Activity: Write out the listing below in full and exactly, leaving out every picture.

<<<<

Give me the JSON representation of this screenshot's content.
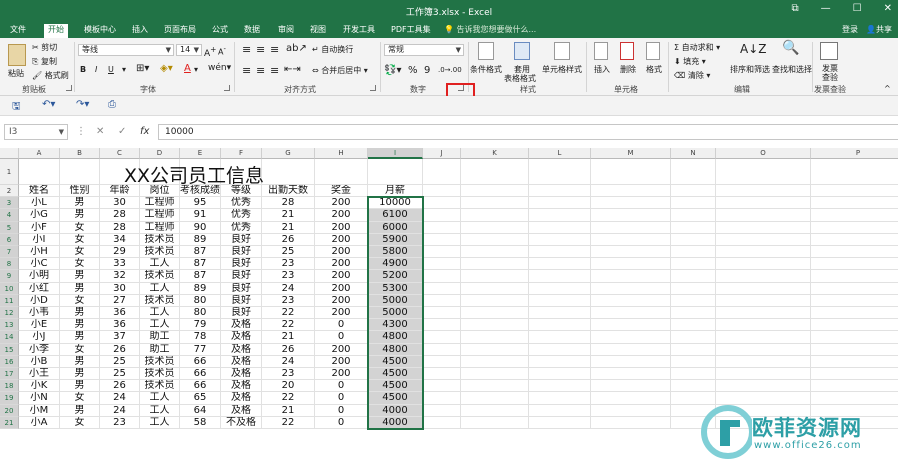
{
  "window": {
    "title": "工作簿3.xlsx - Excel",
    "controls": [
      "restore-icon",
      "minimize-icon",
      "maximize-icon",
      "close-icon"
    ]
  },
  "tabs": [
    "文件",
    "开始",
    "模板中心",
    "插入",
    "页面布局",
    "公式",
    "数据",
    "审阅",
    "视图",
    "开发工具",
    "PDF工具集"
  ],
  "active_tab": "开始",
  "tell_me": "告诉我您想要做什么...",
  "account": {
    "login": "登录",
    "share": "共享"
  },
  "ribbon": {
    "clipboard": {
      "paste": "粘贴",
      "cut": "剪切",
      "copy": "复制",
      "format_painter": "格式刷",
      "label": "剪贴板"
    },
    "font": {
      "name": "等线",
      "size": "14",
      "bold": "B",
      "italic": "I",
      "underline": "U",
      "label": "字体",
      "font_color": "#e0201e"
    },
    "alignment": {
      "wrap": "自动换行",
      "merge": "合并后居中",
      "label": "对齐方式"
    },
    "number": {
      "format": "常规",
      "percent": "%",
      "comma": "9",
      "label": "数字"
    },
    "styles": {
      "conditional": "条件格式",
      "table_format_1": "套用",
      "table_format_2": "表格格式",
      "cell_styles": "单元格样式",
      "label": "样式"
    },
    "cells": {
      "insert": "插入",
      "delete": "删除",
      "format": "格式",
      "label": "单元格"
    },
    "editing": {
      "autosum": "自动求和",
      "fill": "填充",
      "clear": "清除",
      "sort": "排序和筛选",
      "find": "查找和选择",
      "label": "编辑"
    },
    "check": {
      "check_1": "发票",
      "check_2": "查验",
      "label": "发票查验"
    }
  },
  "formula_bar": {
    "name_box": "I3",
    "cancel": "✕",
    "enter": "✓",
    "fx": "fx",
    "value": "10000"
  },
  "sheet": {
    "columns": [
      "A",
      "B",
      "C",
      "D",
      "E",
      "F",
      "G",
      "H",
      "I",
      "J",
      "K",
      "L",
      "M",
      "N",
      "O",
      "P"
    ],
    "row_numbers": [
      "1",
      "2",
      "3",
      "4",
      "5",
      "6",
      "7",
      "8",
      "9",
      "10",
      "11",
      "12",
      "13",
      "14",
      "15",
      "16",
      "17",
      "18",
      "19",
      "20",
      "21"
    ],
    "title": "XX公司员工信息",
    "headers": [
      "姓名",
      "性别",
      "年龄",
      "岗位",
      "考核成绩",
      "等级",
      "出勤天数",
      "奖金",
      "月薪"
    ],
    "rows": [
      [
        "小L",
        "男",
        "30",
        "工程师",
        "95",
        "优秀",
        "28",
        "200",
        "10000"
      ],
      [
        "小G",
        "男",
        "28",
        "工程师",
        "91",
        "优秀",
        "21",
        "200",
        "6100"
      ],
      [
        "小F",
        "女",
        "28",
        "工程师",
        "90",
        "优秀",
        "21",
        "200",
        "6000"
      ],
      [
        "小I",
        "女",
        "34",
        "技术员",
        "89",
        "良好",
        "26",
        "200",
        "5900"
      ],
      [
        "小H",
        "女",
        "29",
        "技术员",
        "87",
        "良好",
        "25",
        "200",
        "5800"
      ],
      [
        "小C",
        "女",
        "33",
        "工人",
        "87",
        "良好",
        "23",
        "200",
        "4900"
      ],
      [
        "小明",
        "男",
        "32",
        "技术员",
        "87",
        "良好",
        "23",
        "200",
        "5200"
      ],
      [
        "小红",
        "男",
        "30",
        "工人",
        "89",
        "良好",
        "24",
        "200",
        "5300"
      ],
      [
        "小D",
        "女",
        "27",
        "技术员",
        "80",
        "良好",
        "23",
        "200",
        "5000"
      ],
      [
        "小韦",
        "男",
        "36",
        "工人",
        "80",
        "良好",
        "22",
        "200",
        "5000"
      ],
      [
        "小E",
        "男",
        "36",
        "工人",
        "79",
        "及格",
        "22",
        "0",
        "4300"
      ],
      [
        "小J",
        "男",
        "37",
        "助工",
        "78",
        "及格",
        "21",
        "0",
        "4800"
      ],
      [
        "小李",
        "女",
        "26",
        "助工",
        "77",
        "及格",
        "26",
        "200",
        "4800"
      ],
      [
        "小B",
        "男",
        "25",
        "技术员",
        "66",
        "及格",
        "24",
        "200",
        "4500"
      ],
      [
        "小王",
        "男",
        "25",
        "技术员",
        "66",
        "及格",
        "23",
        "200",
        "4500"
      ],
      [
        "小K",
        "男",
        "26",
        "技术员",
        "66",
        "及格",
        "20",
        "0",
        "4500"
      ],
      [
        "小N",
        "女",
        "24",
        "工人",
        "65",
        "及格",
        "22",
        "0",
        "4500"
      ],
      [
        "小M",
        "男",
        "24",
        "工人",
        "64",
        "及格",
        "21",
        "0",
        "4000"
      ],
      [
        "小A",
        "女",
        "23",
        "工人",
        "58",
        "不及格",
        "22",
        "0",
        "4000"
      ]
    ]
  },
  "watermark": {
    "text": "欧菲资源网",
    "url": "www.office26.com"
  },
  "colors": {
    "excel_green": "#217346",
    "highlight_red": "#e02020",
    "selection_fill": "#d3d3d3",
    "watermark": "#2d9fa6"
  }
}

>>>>

Answer section:
Give me the JSON representation of this screenshot's content.
{
  "window": {
    "title": "工作簿3.xlsx - Excel",
    "controls": [
      "restore-icon",
      "minimize-icon",
      "maximize-icon",
      "close-icon"
    ]
  },
  "tabs": [
    "文件",
    "开始",
    "模板中心",
    "插入",
    "页面布局",
    "公式",
    "数据",
    "审阅",
    "视图",
    "开发工具",
    "PDF工具集"
  ],
  "active_tab": "开始",
  "tell_me": "告诉我您想要做什么...",
  "account": {
    "login": "登录",
    "share": "共享"
  },
  "ribbon": {
    "clipboard": {
      "paste": "粘贴",
      "cut": "剪切",
      "copy": "复制",
      "format_painter": "格式刷",
      "label": "剪贴板"
    },
    "font": {
      "name": "等线",
      "size": "14",
      "bold": "B",
      "italic": "I",
      "underline": "U",
      "label": "字体",
      "font_color": "#e0201e"
    },
    "alignment": {
      "wrap": "自动换行",
      "merge": "合并后居中",
      "label": "对齐方式"
    },
    "number": {
      "format": "常规",
      "percent": "%",
      "comma": "9",
      "label": "数字"
    },
    "styles": {
      "conditional": "条件格式",
      "table_format_1": "套用",
      "table_format_2": "表格格式",
      "cell_styles": "单元格样式",
      "label": "样式"
    },
    "cells": {
      "insert": "插入",
      "delete": "删除",
      "format": "格式",
      "label": "单元格"
    },
    "editing": {
      "autosum": "自动求和",
      "fill": "填充",
      "clear": "清除",
      "sort": "排序和筛选",
      "find": "查找和选择",
      "label": "编辑"
    },
    "check": {
      "check_1": "发票",
      "check_2": "查验",
      "label": "发票查验"
    }
  },
  "formula_bar": {
    "name_box": "I3",
    "cancel": "✕",
    "enter": "✓",
    "fx": "fx",
    "value": "10000"
  },
  "sheet": {
    "columns": [
      "A",
      "B",
      "C",
      "D",
      "E",
      "F",
      "G",
      "H",
      "I",
      "J",
      "K",
      "L",
      "M",
      "N",
      "O",
      "P"
    ],
    "row_numbers": [
      "1",
      "2",
      "3",
      "4",
      "5",
      "6",
      "7",
      "8",
      "9",
      "10",
      "11",
      "12",
      "13",
      "14",
      "15",
      "16",
      "17",
      "18",
      "19",
      "20",
      "21"
    ],
    "title": "XX公司员工信息",
    "headers": [
      "姓名",
      "性别",
      "年龄",
      "岗位",
      "考核成绩",
      "等级",
      "出勤天数",
      "奖金",
      "月薪"
    ],
    "rows": [
      [
        "小L",
        "男",
        "30",
        "工程师",
        "95",
        "优秀",
        "28",
        "200",
        "10000"
      ],
      [
        "小G",
        "男",
        "28",
        "工程师",
        "91",
        "优秀",
        "21",
        "200",
        "6100"
      ],
      [
        "小F",
        "女",
        "28",
        "工程师",
        "90",
        "优秀",
        "21",
        "200",
        "6000"
      ],
      [
        "小I",
        "女",
        "34",
        "技术员",
        "89",
        "良好",
        "26",
        "200",
        "5900"
      ],
      [
        "小H",
        "女",
        "29",
        "技术员",
        "87",
        "良好",
        "25",
        "200",
        "5800"
      ],
      [
        "小C",
        "女",
        "33",
        "工人",
        "87",
        "良好",
        "23",
        "200",
        "4900"
      ],
      [
        "小明",
        "男",
        "32",
        "技术员",
        "87",
        "良好",
        "23",
        "200",
        "5200"
      ],
      [
        "小红",
        "男",
        "30",
        "工人",
        "89",
        "良好",
        "24",
        "200",
        "5300"
      ],
      [
        "小D",
        "女",
        "27",
        "技术员",
        "80",
        "良好",
        "23",
        "200",
        "5000"
      ],
      [
        "小韦",
        "男",
        "36",
        "工人",
        "80",
        "良好",
        "22",
        "200",
        "5000"
      ],
      [
        "小E",
        "男",
        "36",
        "工人",
        "79",
        "及格",
        "22",
        "0",
        "4300"
      ],
      [
        "小J",
        "男",
        "37",
        "助工",
        "78",
        "及格",
        "21",
        "0",
        "4800"
      ],
      [
        "小李",
        "女",
        "26",
        "助工",
        "77",
        "及格",
        "26",
        "200",
        "4800"
      ],
      [
        "小B",
        "男",
        "25",
        "技术员",
        "66",
        "及格",
        "24",
        "200",
        "4500"
      ],
      [
        "小王",
        "男",
        "25",
        "技术员",
        "66",
        "及格",
        "23",
        "200",
        "4500"
      ],
      [
        "小K",
        "男",
        "26",
        "技术员",
        "66",
        "及格",
        "20",
        "0",
        "4500"
      ],
      [
        "小N",
        "女",
        "24",
        "工人",
        "65",
        "及格",
        "22",
        "0",
        "4500"
      ],
      [
        "小M",
        "男",
        "24",
        "工人",
        "64",
        "及格",
        "21",
        "0",
        "4000"
      ],
      [
        "小A",
        "女",
        "23",
        "工人",
        "58",
        "不及格",
        "22",
        "0",
        "4000"
      ]
    ]
  },
  "watermark": {
    "text": "欧菲资源网",
    "url": "www.office26.com"
  },
  "colors": {
    "excel_green": "#217346",
    "highlight_red": "#e02020",
    "selection_fill": "#d3d3d3",
    "watermark": "#2d9fa6"
  }
}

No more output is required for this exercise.